Day 3 was the day everything went my way; an early triple up with JJ was the lucky start that was required, I took some risks and played aggressively to double up again without showing a hand, a cooler situation in my favour and one HUGE flip to give me a massive stack were all the ingredients required if you hope to win an event like this. I felt liked I played very well on Day 3, staying out of trouble, making some thin calls that stopped people playing back at me light and generally felt focussed and confident. That Day 3 rush ended with me eliminating the 9th place finisher and knowing that I would come back the following day as the chip leader. There was a flurry of phone calls as we were whisked away for profiles, interviews and mug shots and most of us were shaking our heads in disbelief that we had made it this far.
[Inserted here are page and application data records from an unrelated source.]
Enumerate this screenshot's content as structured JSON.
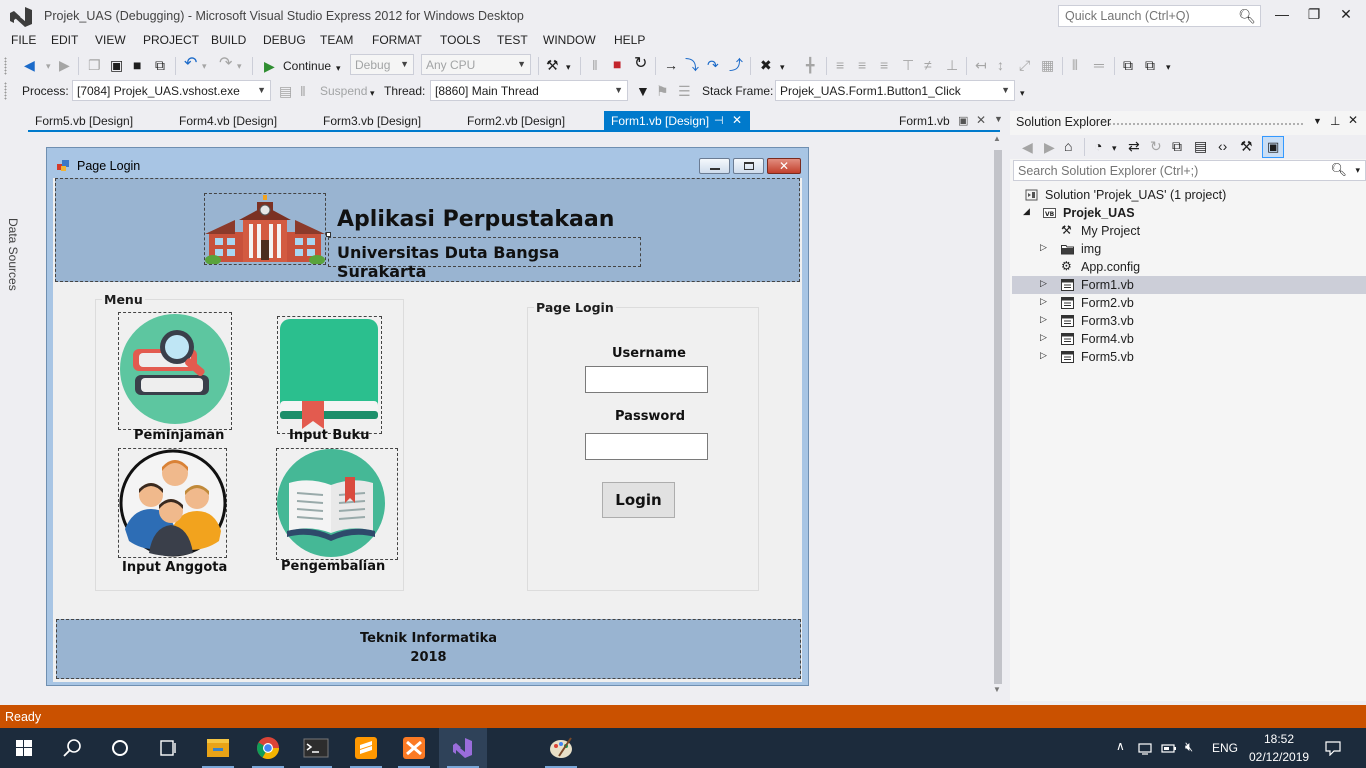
{
  "window": {
    "title": "Projek_UAS (Debugging) - Microsoft Visual Studio Express 2012 for Windows Desktop",
    "quick_launch_placeholder": "Quick Launch (Ctrl+Q)"
  },
  "menu": [
    "FILE",
    "EDIT",
    "VIEW",
    "PROJECT",
    "BUILD",
    "DEBUG",
    "TEAM",
    "FORMAT",
    "TOOLS",
    "TEST",
    "WINDOW",
    "HELP"
  ],
  "toolbar": {
    "continue_label": "Continue",
    "config": "Debug",
    "platform": "Any CPU"
  },
  "debug_location": {
    "process_label": "Process:",
    "process_value": "[7084] Projek_UAS.vshost.exe",
    "suspend_label": "Suspend",
    "thread_label": "Thread:",
    "thread_value": "[8860] Main Thread",
    "stack_frame_label": "Stack Frame:",
    "stack_frame_value": "Projek_UAS.Form1.Button1_Click"
  },
  "doc_tabs": [
    {
      "label": "Form5.vb [Design]"
    },
    {
      "label": "Form4.vb [Design]"
    },
    {
      "label": "Form3.vb [Design]"
    },
    {
      "label": "Form2.vb [Design]"
    },
    {
      "label": "Form1.vb [Design]",
      "active": true
    }
  ],
  "preview_tab": "Form1.vb",
  "side_tab": "Data Sources",
  "form": {
    "title": "Page Login",
    "app_title": "Aplikasi Perpustakaan",
    "university": "Universitas Duta Bangsa Surakarta",
    "menu_group": "Menu",
    "menu_items": [
      "Peminjaman",
      "Input Buku",
      "Input Anggota",
      "Pengembalian"
    ],
    "login_group": "Page Login",
    "username_label": "Username",
    "password_label": "Password",
    "login_button": "Login",
    "footer_line1": "Teknik Informatika",
    "footer_line2": "2018"
  },
  "solution_explorer": {
    "title": "Solution Explorer",
    "search_placeholder": "Search Solution Explorer (Ctrl+;)",
    "items": [
      {
        "label": "Solution 'Projek_UAS' (1 project)",
        "icon": "solution-icon"
      },
      {
        "label": "Projek_UAS",
        "icon": "vb-project-icon",
        "bold": true
      },
      {
        "label": "My Project",
        "icon": "wrench-icon"
      },
      {
        "label": "img",
        "icon": "folder-icon"
      },
      {
        "label": "App.config",
        "icon": "config-file-icon"
      },
      {
        "label": "Form1.vb",
        "icon": "form-file-icon",
        "selected": true
      },
      {
        "label": "Form2.vb",
        "icon": "form-file-icon"
      },
      {
        "label": "Form3.vb",
        "icon": "form-file-icon"
      },
      {
        "label": "Form4.vb",
        "icon": "form-file-icon"
      },
      {
        "label": "Form5.vb",
        "icon": "form-file-icon"
      }
    ]
  },
  "status": "Ready",
  "taskbar": {
    "language": "ENG",
    "time": "18:52",
    "date": "02/12/2019"
  },
  "colors": {
    "accent": "#007acc",
    "status_bar": "#ca5100",
    "form_panel": "#99b4d1",
    "taskbar": "#1c2b3c"
  }
}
Coming back the for the final table I felt utterly determined that I was going to do everything in my power to win, and when the first few pots went my way it looked like it really was going to be my day. Having the world's greatest rail (weeeeeeeeeeeeeeeee), phone support from the BBP team, as well as the flood of messages from friends and family following at home, all gave me extra resolve and when all is said and done I take satisfaction from the fact that I wouldn't really have done that much differently and hope I did everyone proud. The notion of effectively flipping a coin for Â£80k is a tricky one to get your head around and I am not sure whether or not I should be pleased that it ultimately doesn't faze me, though it probably ought to. The fourth place finish and the money that came with it, was undoubtedly my biggest poker achievement to date, but I hope it will not stay that way. As an admittedly relatively inexperienced live tournament player, I feel as though I have bags to learn, and improved hugely even in the week of the event both by trying to emulate and understand the better players at the table, and by picking the brains of those whose opinions I valued during the daily post mortem. Surrounded by good people, in poker and at home, I aim to work hard to build on this and make the grade as an aspiring professional, and to stand out in tournaments for my dazzling skills rather than my blazing hair colour.